§ Exercise goal: Filter by the string "What": return the lines of the material that contain it.

§ Data for processing:
—————

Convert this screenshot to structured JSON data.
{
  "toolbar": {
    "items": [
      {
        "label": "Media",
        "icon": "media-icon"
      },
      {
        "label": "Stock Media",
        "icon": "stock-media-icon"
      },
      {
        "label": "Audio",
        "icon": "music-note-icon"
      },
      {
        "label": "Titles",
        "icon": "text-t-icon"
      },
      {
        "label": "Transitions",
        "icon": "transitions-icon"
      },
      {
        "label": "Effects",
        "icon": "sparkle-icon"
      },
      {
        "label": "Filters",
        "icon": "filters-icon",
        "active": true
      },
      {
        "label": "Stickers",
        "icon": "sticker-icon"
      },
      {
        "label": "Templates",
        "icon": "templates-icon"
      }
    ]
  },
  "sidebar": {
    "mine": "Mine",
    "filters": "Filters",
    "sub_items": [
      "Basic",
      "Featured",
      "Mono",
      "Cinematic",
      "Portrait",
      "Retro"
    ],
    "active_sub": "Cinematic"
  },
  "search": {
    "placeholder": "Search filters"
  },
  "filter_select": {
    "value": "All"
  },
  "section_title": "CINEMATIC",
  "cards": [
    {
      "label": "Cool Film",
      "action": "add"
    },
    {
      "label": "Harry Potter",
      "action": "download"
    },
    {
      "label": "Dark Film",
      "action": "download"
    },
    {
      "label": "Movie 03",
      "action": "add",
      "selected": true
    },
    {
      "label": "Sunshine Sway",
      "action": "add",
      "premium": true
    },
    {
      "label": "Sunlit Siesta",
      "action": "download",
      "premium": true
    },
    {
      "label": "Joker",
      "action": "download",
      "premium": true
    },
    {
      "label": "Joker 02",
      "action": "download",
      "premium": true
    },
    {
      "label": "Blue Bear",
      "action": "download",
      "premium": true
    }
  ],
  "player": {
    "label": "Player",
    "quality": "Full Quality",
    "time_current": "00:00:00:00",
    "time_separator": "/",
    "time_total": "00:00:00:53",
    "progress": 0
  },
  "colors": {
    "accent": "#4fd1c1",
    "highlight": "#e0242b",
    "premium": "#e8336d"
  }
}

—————

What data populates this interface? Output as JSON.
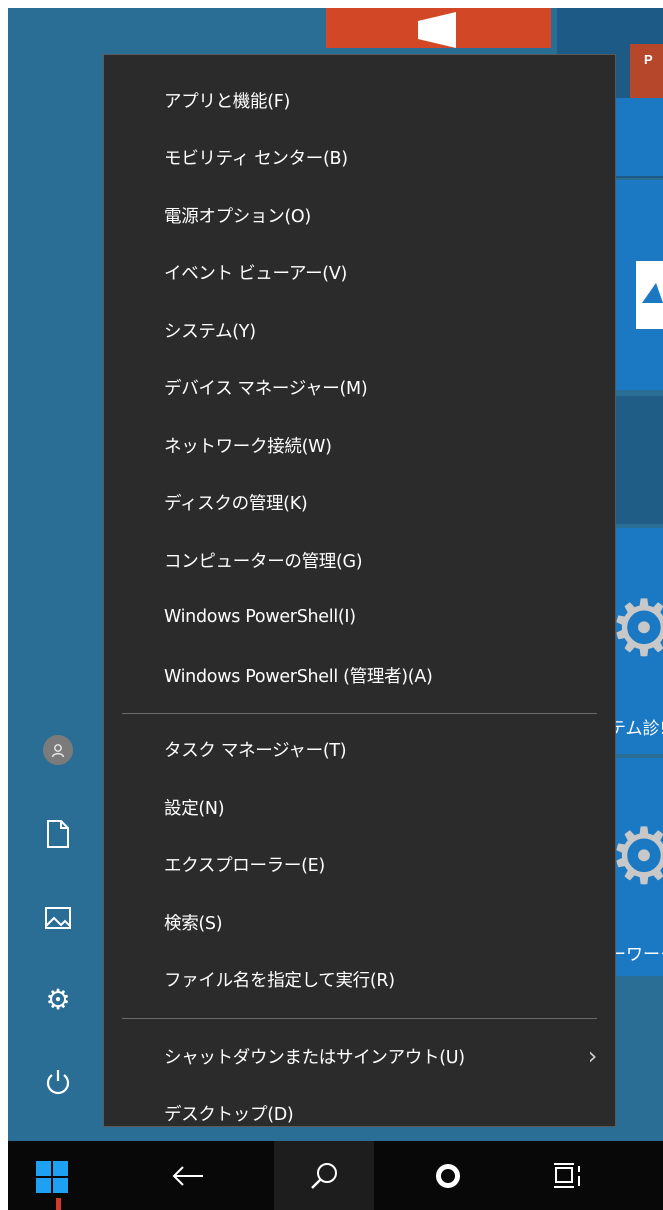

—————

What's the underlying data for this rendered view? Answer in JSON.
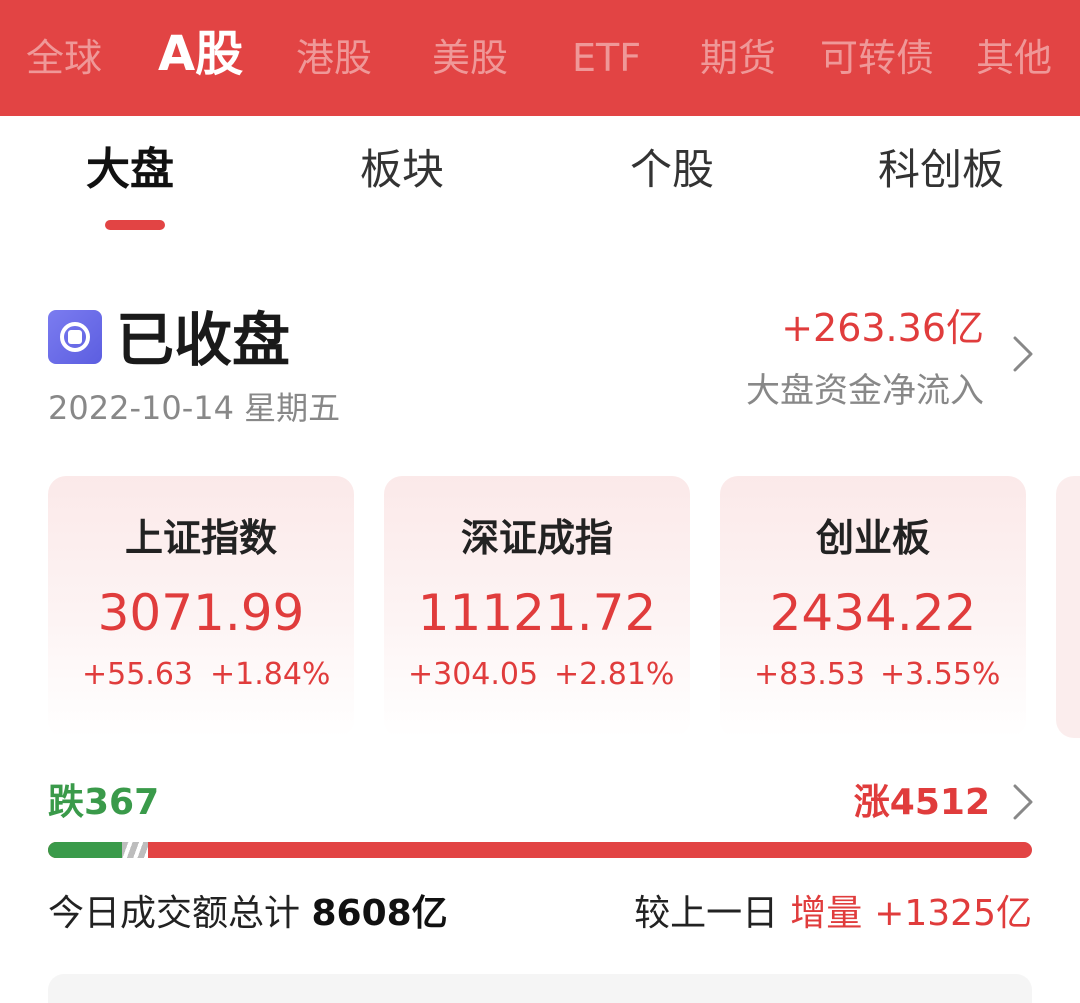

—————

§ Task result:
What data populates this interface? Output as JSON.
What's the underlying data for this rendered view? Answer in JSON.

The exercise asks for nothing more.